# Solving $\sinh^2x-2\cosh x = 0$

This seems to be a simple enough problem to find $$x$$, however there seems to be something missing $$f(x) = \sinh^2(x) - 2\cosh(x)$$ I know for a fact that there two $$x$$-intercepts for this function, as you can see here: I tried using double angle formulas to change the terms into something easier to work with. This was just one of many approaches I tried, but failed at:

$$\sinh^2(x) = \cosh(2x) - \cosh^2(x)$$

$$\cosh(2x) = 2 \cosh(x)^2 -1$$

—> $$2\cosh^2(x) - 1 - \cosh^2(x) - 2\cosh(x) = 0$$.

And then I used a substitution for $$\cosh(x)$$ to find $$x$$, and I ended up with $$x = \log\left(\sqrt{2}+1+\sqrt{2(\sqrt{2}+2)}\right)$$ as one of the answers, with the other $$x$$ value symmetric to it across the line $$x = 0$$. It was close, but incorrect. Would appreciate any help or guidance on what I should have been doing instead to get the answers I needed.

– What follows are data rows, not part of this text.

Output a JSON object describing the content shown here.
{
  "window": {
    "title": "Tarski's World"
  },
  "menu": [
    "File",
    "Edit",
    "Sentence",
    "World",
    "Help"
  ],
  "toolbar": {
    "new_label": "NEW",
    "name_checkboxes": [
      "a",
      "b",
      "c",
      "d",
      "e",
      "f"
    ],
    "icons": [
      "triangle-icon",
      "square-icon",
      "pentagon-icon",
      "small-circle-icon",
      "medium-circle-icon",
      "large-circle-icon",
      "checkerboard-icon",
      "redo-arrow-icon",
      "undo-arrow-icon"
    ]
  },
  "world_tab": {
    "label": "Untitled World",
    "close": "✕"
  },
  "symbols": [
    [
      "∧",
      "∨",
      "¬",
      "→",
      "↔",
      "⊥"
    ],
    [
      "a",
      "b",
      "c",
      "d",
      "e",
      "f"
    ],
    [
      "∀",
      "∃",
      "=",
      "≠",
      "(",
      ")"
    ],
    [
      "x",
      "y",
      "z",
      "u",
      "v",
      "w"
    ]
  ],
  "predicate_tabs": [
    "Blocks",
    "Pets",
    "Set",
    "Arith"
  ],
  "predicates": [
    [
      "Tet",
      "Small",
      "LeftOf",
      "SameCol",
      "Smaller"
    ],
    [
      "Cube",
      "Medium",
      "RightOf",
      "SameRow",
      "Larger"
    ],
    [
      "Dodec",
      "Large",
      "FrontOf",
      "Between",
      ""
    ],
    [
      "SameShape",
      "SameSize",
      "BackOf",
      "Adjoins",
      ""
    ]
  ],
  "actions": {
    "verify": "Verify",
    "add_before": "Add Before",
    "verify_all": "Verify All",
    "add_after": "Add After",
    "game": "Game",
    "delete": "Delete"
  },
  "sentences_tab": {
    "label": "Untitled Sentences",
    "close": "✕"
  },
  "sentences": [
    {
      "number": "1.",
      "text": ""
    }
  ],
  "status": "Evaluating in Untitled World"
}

• Done. See this link for math formatting Apr 25, 2020 at 13:33
• By the way, there's a quicker way to your equation with only $\cosh x$. Simply use $\cosh^2x-\sinh^2x=1$ to get $\sinh^2x=\cosh^2x-1$.
– Blue
Apr 25, 2020 at 14:22

There's no need to go to $$\cosh2x$$: since $$\sinh^2x=\cosh^2x-1$$, the equation transforms into $$\cosh^2x-2\cosh x-1=0$$ so $$\cosh x=1+\sqrt{2}$$ (the negative root must be discarded). If $$r=1+\sqrt{2}$$, you have $$e^{2x}-2re^x+1=0$$ hence $$e^x=r\pm\sqrt{r^2-1}=1+\sqrt{2}\pm\sqrt{2+2\sqrt{2}}$$ You know that the roots of the quadratic $$t^2-2rt+1=0$$ are reciprocal of one another, so the solutions are $$x=\pm\log(1+\sqrt{2}+\sqrt{2+2\sqrt{2}})$$
From $$\cosh^2(x) - 2\cosh(x)-1 = 0$$, you get
$$\cosh x= 1+ \sqrt2$$
Then, use the identity $$\cosh^{-1}t = \ln(t+\sqrt{t^2-1})$$ to obtain
$$x= \pm \cosh^{-1} (1+\sqrt2)=\pm\ln (1+\sqrt2+ \sqrt{2\sqrt2+2})$$